The last ten years have seen major shifts in the allocation of advertising budgets by media channel and global region, the report shows.
Despite some gloomy predictions for its future relevance, TV remains the biggest advertising medium globally with 40.8% share of total adspend, having recorded overall spend of $209.5bn in 2013. The channel registered significant growth of 55.7% since 2004.
Over the same period, internet advertising spend grew from $15.5bn in 2004 to $120.4bn in 2013, an increase of 675%. This equates to a ten-year rise in share of global adspend from 4.3% in 2004 to 23.5% in 2013.
This rapid expansion for internet has come at the expense of the print sector – inclusive of both newspapers and magazines – which has seen total advertising spend fall by $41.1bn over the last ten years to just $116.4bn.
Both newspapers and magazines saw their shares of total global adspend roughly halve since 2004.
Turning to the remaining media, both out of home and cinema maintained their overall shares of global ad revenues since 2004, with marginal increases of 0.2pp and 0.1pp respectively.
Out of home accounted for total spend of $30.2bn in 2013, while cinema – the smallest advertising channel measured – registered just $2.5bn. Radio, with advertising spend of $34bn in 2013, saw a decline of 2.0pp overall from 2004.
Looking at advertising budgets by region, North America remains the biggest spender, accounting for 33.6% or $172.2bn in 2013, but saw a drop of 11.1pp since 2004.
Europe traditionally has been the second biggest region for ad budgets, but in 2012 – challenged by rapid growth in China – it was overtaken by Asia-Pacific. Europe accounts for 27.2% of global adspend ($139.4bn) with Asia-Pacific on 27.3% ($140.1bn).

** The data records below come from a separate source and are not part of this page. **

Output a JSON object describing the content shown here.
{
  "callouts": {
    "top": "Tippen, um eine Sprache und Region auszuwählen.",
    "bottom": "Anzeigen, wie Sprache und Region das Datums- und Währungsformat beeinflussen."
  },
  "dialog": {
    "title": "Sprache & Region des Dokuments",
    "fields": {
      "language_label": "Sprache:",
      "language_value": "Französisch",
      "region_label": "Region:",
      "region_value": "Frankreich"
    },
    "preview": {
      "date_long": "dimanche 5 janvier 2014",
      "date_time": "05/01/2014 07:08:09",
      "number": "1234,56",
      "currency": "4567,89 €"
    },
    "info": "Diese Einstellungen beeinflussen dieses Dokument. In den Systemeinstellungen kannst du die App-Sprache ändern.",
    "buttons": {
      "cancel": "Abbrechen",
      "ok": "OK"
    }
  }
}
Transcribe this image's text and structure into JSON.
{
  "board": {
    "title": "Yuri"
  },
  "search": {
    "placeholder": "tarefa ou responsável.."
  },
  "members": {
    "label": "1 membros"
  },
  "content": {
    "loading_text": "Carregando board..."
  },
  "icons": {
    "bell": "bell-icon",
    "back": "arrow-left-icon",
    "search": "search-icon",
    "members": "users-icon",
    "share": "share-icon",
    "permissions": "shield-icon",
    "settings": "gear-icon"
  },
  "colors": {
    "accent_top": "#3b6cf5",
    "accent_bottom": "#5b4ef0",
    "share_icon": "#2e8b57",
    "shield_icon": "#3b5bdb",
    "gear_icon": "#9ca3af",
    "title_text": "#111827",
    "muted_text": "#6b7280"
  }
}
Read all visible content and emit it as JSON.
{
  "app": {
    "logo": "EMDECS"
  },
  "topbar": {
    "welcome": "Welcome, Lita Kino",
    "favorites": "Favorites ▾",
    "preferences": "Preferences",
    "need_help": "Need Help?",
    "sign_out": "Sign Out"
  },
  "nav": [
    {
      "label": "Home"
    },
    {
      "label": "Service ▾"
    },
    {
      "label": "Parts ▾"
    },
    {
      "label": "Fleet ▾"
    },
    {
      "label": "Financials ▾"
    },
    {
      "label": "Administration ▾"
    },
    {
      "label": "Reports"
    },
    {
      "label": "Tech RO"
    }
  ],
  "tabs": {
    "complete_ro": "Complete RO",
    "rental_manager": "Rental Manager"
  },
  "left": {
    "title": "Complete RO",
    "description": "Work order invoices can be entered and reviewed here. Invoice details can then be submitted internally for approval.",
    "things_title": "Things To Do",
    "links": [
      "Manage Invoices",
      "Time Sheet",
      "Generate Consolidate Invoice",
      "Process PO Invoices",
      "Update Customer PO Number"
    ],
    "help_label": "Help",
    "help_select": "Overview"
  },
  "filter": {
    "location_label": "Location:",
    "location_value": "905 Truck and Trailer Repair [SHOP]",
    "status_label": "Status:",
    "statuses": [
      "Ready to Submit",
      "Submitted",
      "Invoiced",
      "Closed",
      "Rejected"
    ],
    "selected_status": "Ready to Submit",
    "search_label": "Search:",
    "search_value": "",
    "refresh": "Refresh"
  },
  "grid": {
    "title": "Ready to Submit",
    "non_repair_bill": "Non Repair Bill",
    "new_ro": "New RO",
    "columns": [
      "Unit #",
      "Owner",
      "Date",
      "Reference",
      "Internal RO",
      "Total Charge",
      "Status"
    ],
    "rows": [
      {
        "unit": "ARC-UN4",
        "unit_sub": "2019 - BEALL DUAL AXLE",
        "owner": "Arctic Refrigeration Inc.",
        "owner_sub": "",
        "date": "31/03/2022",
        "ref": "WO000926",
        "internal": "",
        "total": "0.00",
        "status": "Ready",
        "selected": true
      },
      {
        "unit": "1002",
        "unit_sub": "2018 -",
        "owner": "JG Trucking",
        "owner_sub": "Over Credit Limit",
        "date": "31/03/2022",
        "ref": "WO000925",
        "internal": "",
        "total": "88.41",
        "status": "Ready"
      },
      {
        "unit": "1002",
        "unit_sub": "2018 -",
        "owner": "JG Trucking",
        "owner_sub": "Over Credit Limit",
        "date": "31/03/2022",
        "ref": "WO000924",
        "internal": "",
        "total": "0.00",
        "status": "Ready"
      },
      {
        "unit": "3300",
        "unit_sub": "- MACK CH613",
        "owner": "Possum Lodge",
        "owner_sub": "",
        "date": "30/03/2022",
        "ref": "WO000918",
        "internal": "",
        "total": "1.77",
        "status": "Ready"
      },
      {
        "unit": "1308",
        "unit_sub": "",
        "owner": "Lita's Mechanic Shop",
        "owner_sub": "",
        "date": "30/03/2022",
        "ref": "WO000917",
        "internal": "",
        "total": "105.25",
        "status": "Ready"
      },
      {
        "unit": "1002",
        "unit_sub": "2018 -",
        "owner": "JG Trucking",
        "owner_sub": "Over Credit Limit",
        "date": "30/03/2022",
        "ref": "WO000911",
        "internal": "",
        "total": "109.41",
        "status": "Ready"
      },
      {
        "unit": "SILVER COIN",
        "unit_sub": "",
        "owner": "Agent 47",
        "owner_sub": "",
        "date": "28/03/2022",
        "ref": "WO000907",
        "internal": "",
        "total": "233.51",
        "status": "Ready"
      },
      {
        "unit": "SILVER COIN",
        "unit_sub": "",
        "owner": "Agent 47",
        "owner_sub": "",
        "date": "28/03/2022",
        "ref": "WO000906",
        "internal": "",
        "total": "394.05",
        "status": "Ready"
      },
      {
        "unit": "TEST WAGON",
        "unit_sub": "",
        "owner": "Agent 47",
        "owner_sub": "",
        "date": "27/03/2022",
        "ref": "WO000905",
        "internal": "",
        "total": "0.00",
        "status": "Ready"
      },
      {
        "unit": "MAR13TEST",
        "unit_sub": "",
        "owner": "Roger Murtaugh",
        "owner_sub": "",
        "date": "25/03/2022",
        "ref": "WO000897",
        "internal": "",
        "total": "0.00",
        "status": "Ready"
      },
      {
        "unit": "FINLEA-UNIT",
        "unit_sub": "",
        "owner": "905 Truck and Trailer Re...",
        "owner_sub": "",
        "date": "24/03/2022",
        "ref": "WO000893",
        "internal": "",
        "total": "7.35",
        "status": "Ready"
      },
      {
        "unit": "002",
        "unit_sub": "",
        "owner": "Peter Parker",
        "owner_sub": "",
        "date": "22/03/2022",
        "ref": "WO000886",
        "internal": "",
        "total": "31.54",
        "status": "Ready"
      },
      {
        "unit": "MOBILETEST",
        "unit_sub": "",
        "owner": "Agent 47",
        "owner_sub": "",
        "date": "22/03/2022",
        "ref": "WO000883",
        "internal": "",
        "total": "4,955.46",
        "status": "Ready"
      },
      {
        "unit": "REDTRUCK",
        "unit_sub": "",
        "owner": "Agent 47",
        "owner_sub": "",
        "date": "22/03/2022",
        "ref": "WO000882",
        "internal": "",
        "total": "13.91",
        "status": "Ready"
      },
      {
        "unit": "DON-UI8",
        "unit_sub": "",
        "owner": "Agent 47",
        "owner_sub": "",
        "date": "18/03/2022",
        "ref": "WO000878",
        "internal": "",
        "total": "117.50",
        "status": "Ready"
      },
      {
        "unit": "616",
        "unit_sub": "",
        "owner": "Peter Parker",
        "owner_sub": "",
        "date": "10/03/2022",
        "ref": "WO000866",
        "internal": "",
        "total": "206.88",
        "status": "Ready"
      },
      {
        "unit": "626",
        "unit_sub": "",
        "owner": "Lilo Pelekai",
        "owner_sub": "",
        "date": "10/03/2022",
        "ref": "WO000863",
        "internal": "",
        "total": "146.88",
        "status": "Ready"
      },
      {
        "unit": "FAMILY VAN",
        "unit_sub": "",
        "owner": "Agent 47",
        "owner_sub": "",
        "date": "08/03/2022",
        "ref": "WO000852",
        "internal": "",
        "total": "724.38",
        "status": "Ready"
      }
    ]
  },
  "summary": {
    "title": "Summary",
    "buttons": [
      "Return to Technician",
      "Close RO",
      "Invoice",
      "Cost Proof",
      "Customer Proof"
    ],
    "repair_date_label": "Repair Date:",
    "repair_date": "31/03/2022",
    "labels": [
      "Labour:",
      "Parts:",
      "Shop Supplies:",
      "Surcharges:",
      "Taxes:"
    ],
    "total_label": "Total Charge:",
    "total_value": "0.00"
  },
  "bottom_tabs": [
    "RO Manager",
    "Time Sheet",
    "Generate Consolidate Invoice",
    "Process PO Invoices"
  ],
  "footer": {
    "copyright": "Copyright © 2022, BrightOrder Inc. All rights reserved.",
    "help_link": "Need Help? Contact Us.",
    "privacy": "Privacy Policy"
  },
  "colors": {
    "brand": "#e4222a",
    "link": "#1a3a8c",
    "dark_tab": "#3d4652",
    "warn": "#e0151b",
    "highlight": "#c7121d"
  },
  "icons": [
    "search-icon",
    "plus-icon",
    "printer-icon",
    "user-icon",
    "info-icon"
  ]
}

The three remaining global regions – Central and South America, Africa and the Middle East – account for just 12% of global adspend between them, although this is a significantly higher proportion than the 4.1% recorded ten years' ago.
Data sourced from Warc